Don’t miss Orioles players, John Means & Paul Fry, as they guest host at our Brews and O’s event!

Study to assess water, sewer Will review feasibility of serving southwest


The county plans to hire a consultant to study whether providing areas in southwest Carroll with public water and sewer systems is practical and could accommodate higher-density residential development and industrial and commercial uses.

The study is part of the Department of Planning's comprehensive land-use analysis for southwest Carroll, a 50-square-mile area bounded by Route 26, Route 97 and the Howard and Frederick county borders. The study area, traditionally an agricultural region that recently has experienced rapid residential development, does not include Mount Airy.

The county commissioners asked the planning office to submit recommendations by year's end for zoning changes that could allow different types of developments in the region, which has a population of about 11,000.

The commissioners' order for a comprehensive zoning study was prompted by a 1991 decision in which they rejected a request to rezone a 360-acre farm near Berrett. The rezoning would have cleared the way for development of a luxury 108-home subdivision and a golf course.

Planners will evaluate whether some areas of the region are suitable for a high-technology and professional office industrial park, higher densities and developments featuring a mixture of commercial, office and residential uses with a "village center" concept.

But first, a consultant must analyze whether public water and sewer would be economically feasible, and what type of systems could support the developments, said planner Gregg Horner, the project's coordinator.

"It's one of the initial things we have to find out in a comprehensive land-use study," said Horner. "It determines how many possibilities we have.
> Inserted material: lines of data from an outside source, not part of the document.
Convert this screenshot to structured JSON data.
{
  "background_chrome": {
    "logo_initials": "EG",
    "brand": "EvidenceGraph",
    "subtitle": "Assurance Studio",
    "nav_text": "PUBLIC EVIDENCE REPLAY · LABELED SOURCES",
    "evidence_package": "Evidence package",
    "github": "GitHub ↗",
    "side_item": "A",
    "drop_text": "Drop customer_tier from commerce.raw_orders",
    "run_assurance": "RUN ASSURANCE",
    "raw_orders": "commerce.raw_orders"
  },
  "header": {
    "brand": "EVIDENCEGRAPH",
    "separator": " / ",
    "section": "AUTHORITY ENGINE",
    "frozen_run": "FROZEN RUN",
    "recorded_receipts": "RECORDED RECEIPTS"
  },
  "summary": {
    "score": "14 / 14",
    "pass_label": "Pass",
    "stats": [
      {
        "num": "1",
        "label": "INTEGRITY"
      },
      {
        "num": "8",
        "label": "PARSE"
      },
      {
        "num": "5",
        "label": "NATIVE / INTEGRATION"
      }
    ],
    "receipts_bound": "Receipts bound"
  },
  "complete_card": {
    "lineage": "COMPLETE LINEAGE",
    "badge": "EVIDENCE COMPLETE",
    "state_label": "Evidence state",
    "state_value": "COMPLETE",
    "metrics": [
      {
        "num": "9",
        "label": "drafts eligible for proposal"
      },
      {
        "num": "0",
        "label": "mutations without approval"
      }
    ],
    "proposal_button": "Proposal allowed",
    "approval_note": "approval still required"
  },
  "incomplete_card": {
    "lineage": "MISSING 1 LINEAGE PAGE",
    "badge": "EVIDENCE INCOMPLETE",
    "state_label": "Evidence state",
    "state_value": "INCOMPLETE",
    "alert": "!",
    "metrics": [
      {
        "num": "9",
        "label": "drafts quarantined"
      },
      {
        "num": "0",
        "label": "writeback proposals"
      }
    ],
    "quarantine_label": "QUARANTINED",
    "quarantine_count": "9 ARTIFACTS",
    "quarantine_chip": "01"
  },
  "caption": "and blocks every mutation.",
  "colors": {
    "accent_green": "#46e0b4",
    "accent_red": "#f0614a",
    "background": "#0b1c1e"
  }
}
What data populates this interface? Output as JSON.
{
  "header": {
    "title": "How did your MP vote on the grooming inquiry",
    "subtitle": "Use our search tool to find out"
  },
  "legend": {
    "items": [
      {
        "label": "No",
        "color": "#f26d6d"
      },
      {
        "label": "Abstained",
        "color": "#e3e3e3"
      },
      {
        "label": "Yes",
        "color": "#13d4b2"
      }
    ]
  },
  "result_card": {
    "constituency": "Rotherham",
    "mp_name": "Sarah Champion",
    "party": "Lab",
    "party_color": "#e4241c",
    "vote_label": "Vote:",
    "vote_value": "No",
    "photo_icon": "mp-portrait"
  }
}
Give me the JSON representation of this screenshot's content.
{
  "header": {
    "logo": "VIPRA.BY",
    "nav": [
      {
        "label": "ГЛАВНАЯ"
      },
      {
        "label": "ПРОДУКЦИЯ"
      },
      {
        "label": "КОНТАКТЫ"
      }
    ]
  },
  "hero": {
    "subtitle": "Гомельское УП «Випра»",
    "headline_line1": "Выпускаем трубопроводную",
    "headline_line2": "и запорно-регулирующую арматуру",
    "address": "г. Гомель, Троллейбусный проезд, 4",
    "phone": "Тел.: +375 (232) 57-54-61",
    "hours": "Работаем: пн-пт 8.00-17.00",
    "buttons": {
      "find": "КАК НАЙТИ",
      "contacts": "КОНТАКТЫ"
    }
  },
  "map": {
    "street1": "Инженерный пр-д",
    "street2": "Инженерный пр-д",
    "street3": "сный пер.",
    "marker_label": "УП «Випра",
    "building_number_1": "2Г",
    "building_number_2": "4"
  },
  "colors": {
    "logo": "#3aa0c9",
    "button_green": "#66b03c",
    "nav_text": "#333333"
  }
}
If we can't provide public water and sewer, it limits the possibilities for land uses."

The planning office, assisted by an appointed citizens committee, also is studying the region's transportation network, environmental conditions and school population projections to determine what types of development would be feasible without detracting from the quality of life.

Some members of the committee say agriculture no longer is viable in the region because farms are surrounded by houses. They suggest that some land should be rezoned for higher-density residential development so farmers can be compensated fairly. Others say more job opportunities should be available in the region, which has become a bedroom community for Baltimore and Washington commuters.

The consultant will study the feasibility of providing public water and sewer in defined regions near Woodbine, Morgan, Winfield, Taylorsville and the area bounded by Route 97 and Hoods Mill, Woodbine and Fannie Dorsey roads. A contract is expected to be awarded by June 12, and the study should be completed in September.

The consultant will study the possibility of extending the Freedom District water and sewerage systems, and the potential impact of the planned Gillis Falls Reservoir, a project now shelved because of environmental conflicts. The consultant also will evaluate water source options and alternative techniques for disposing of sewage, and it will provide cost estimates.

"We want to have a system that's going to pay for itself," said Horner. "The recommendation may be that it's not feasible because of a lack of water or it's economically impossible."

Copyright © 2019, The Baltimore Sun, a Baltimore Sun Media Group publication | Place an Ad